Hatching Asynchrony in the Red-Breasted Flycatcher Ficecdula parva in Relation to Breeding Season, Peak Food Abundance, and High Predation

TitleHatching Asynchrony in the Red-Breasted Flycatcher Ficecdula parva in Relation to Breeding Season, Peak Food Abundance, and High Predation
Publication TypeJournal Article
Year of Publication2008
AuthorsMitrus C
JournalActa Ornithologica
Volume43
Issue1
Pagination - 113 - 118
Date Published2008
ISBN Number0001-6454
Abstract

Abstract. Hatching asynchrony has been recorded in many altricial bird species. Also, more than 70% of clutches of the Red-breasted Flycatcher hatched asynchronously. The annual variation in the proportion of asynchronous clutches depended on median dates of egg laying, in the years when females started egg laying later more asynchronous clutches were observed. The females from synchronous clutches started egg laying significantly earlier than females from asynchronous clutches and were more synchronised with the peak of caterpilars. No differences in clutch size and number of fledglings between asynchronous and synchronous clutches were found. The frequency of females that started incubation earlier showed no significant difference when mated with either after-2nd-year or 2nd-year males. Also, breeding success was not significantly different between broods of various hatching types and was 87% for asynchronous clutches and 94% for synchronous clutches. The time of breeding and high predation pressure could be main reasons for females of the Red-breasted Flycatcher to start incubation before laying the last egg of its clutch.Abstract. Hatching asynchrony has been recorded in many altricial bird species. Also, more than 70% of clutches of the Red-breasted Flycatcher hatched asynchronously. The annual variation in the proportion of asynchronous clutches depended on median dates of egg laying, in the years when females started egg laying later more asynchronous clutches were observed. The females from synchronous clutches started egg laying significantly earlier than females from asynchronous clutches and were more synchronised with the peak of caterpilars. No differences in clutch size and number of fledglings between asynchronous and synchronous clutches were found. The frequency of females that started incubation earlier showed no significant difference when mated with either after-2nd-year or 2nd-year males. Also, breeding success was not significantly different between broods of various hatching types and was 87% for asynchronous clutches and 94% for synchronous clutches.
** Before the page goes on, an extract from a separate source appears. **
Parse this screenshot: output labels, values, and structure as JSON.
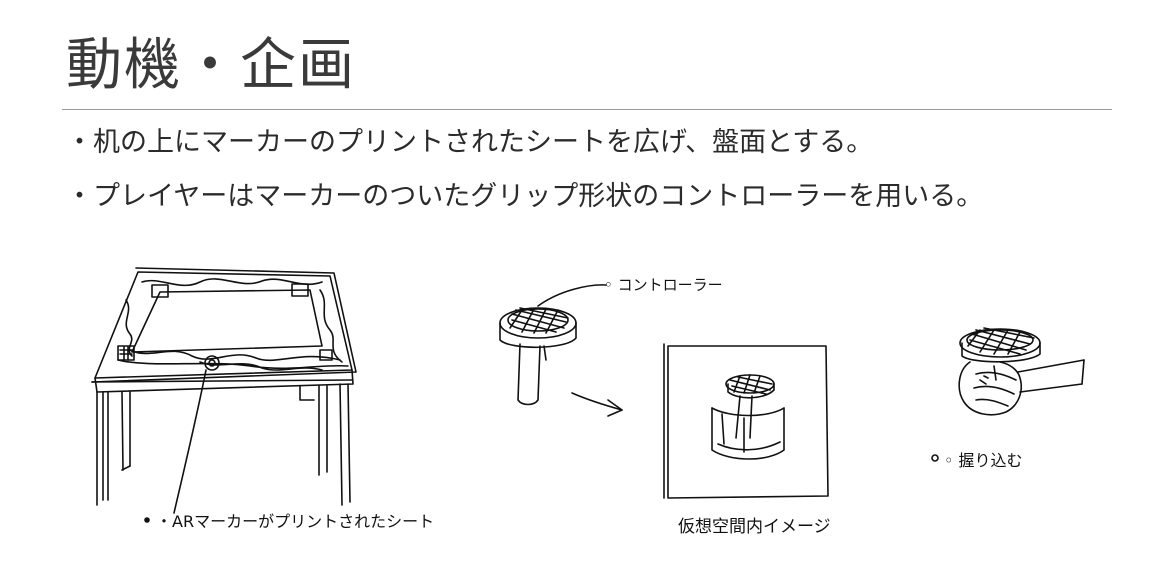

The time of breeding and high predation pressure could be main reasons for females of the Red-breasted Flycatcher to start incubation before laying the last egg of its clutch.
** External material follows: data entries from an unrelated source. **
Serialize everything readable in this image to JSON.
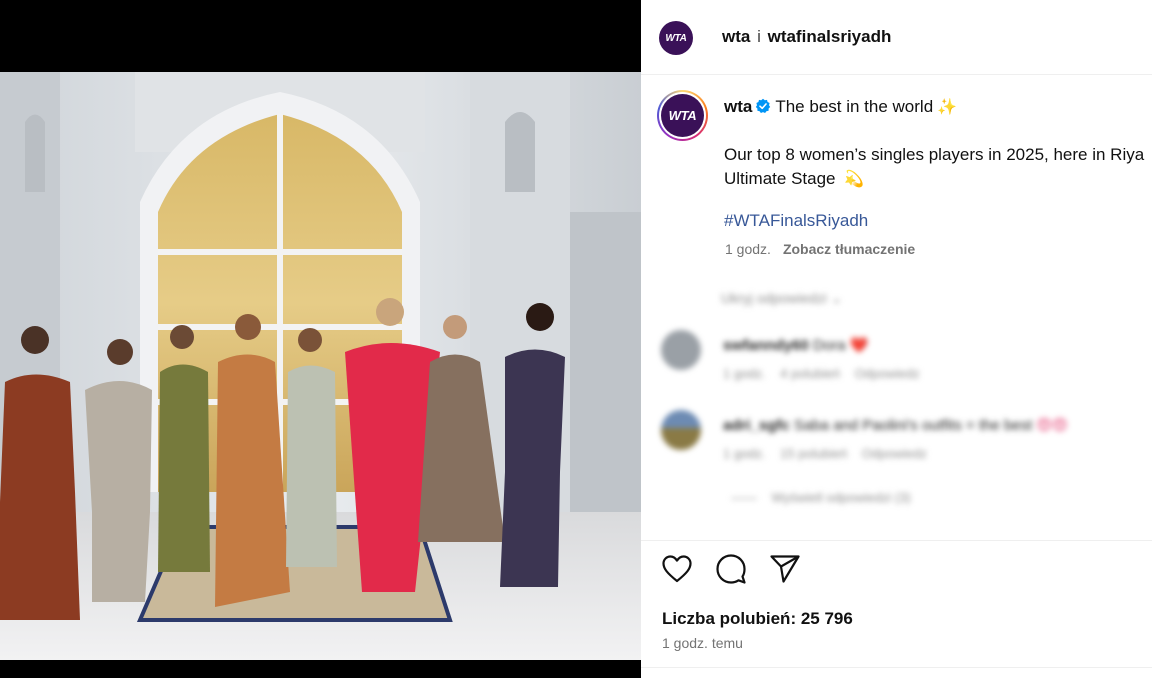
{
  "post": {
    "header": {
      "avatar_text": "WTA",
      "username": "wta",
      "separator": "i",
      "collaborator": "wtafinalsriyadh"
    },
    "caption": {
      "avatar_text": "WTA",
      "username": "wta",
      "verified_icon": "verified-badge-icon",
      "headline": "The best in the world",
      "headline_emoji": "✨",
      "body_line1": "Our top 8 women’s singles players in 2025, here in Riya",
      "body_line2": "Ultimate Stage",
      "body_emoji": "💫",
      "hashtag": "#WTAFinalsRiyadh",
      "time": "1 godz.",
      "translate": "Zobacz tłumaczenie"
    },
    "comments": {
      "hide_label": "Ukryj odpowiedzi",
      "items": [
        {
          "username": "swfanndy60",
          "text": "Dora",
          "emoji": "❤️",
          "time": "1 godz.",
          "likes": "4 polubień",
          "reply": "Odpowiedz"
        },
        {
          "username": "adri_sgfc",
          "text": "Saba and Paolini's outfits = the best",
          "emoji": "😍😍",
          "time": "1 godz.",
          "likes": "15 polubień",
          "reply": "Odpowiedz"
        }
      ],
      "view_replies": "Wyświetl odpowiedzi (3)"
    },
    "actions": {
      "like_icon": "heart-icon",
      "comment_icon": "comment-icon",
      "share_icon": "share-icon"
    },
    "likes_label": "Liczba polubień:",
    "likes_count": "25 796",
    "posted_ago": "1 godz. temu"
  },
  "colors": {
    "accent_link": "#385898",
    "wta_purple": "#3a1158",
    "verified_blue": "#0095f6"
  }
}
URLhttp://dx.doi.org/10.3161/000164508X345400
Short TitleActa Ornithologica